··· THE INPUT

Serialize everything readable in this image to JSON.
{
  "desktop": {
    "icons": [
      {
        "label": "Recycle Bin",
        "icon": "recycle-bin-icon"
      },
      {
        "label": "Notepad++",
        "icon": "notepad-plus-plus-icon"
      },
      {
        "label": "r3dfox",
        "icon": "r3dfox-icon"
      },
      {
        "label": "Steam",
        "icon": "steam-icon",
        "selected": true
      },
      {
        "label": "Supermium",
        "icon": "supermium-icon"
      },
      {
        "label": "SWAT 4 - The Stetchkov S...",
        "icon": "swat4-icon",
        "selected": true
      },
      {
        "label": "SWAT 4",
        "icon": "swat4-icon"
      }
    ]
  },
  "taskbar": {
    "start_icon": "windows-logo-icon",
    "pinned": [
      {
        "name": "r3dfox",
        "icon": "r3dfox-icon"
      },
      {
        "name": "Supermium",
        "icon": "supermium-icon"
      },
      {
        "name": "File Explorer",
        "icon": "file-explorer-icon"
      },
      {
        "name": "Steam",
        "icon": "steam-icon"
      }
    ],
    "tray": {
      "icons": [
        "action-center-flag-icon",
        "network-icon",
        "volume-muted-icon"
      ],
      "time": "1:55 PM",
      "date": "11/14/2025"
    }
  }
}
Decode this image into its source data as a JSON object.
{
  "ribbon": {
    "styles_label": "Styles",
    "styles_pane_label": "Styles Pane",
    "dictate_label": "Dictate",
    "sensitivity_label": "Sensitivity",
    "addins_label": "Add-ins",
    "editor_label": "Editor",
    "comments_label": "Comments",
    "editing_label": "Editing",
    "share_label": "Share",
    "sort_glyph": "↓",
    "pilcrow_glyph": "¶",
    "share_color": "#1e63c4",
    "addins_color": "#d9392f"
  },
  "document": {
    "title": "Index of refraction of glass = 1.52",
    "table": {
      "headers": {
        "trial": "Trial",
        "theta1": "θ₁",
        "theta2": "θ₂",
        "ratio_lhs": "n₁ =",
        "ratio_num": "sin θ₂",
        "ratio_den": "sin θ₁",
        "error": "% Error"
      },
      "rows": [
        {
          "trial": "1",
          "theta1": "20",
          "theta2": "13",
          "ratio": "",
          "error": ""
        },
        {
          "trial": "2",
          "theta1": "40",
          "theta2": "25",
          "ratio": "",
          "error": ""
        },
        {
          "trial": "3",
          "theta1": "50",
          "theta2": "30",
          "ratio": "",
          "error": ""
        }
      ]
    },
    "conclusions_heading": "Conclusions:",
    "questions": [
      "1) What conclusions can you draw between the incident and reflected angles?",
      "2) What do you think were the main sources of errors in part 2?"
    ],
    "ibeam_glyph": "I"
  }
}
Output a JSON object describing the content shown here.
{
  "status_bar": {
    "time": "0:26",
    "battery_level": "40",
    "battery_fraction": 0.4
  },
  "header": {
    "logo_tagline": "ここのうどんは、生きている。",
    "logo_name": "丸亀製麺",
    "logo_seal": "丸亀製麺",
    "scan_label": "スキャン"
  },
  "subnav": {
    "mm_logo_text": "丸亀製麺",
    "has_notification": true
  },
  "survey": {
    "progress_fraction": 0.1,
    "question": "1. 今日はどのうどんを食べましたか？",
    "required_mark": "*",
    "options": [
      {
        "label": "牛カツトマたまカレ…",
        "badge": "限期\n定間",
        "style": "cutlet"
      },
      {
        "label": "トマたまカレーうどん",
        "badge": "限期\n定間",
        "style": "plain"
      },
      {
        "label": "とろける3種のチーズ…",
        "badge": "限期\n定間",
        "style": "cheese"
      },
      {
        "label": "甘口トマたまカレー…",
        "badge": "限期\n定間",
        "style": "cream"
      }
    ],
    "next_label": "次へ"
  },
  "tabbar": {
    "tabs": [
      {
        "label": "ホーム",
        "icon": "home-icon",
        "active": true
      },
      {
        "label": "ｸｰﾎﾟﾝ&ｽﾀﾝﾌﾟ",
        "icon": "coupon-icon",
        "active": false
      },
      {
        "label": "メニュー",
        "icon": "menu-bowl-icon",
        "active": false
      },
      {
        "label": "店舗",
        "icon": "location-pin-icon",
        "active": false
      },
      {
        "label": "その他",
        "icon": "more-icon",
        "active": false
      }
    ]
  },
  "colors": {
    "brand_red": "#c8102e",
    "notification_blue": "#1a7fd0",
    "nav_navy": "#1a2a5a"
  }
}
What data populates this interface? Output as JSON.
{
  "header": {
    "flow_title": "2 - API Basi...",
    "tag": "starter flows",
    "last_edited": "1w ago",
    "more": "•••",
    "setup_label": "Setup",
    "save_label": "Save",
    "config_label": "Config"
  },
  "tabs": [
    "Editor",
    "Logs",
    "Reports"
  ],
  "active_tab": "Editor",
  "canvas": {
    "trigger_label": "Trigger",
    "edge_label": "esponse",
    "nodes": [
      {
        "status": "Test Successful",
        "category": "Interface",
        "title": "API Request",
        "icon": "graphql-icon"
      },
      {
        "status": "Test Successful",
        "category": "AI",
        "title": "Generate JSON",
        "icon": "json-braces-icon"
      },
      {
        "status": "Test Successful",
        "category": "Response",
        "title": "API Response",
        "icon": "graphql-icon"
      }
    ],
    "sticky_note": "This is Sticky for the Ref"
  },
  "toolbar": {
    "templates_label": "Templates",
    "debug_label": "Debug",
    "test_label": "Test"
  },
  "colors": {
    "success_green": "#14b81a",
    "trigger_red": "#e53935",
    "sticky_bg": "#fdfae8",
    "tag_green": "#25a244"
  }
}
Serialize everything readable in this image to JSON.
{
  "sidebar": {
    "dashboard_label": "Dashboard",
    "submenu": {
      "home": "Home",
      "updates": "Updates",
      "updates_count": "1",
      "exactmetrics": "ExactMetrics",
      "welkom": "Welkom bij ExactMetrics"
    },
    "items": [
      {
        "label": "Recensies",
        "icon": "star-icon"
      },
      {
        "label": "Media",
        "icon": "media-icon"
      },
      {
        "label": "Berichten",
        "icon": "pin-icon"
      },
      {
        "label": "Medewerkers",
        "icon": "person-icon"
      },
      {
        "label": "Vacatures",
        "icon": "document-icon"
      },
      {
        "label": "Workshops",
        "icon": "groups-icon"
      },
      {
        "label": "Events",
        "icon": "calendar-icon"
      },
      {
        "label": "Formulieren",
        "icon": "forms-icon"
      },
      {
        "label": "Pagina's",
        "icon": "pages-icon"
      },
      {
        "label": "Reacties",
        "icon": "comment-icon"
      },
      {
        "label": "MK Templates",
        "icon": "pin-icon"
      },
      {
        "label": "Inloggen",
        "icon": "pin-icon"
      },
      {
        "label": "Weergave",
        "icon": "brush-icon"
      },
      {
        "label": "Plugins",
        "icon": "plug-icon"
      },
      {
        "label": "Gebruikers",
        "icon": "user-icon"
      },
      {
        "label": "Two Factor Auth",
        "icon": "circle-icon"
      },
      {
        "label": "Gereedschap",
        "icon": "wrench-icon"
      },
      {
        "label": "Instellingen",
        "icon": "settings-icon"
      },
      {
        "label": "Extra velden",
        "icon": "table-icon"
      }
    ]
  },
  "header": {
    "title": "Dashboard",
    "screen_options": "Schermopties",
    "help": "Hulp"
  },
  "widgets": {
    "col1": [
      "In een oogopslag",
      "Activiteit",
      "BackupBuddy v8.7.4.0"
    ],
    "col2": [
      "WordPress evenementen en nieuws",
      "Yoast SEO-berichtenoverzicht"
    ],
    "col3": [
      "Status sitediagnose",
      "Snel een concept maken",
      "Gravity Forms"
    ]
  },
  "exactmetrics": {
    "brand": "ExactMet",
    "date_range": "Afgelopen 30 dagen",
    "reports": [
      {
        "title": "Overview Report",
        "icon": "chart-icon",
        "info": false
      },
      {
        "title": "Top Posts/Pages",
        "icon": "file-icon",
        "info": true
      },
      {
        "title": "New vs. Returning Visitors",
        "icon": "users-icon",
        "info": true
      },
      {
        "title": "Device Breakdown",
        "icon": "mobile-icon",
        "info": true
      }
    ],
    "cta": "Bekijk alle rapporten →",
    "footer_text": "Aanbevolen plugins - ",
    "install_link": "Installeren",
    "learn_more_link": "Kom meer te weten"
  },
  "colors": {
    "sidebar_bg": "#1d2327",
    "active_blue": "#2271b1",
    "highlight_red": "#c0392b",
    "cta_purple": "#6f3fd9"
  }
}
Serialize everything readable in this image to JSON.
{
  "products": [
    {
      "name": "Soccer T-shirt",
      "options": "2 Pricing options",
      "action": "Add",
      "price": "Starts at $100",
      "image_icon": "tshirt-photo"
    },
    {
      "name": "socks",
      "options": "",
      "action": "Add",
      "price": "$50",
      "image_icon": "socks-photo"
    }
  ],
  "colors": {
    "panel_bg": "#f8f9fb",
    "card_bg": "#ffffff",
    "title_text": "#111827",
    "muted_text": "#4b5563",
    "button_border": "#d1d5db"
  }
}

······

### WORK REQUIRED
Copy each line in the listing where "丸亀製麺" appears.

### REPLY TO THE EXERCISE
    "logo_name": "丸亀製麺",
    "logo_seal": "丸亀製麺",
    "mm_logo_text": "丸亀製麺",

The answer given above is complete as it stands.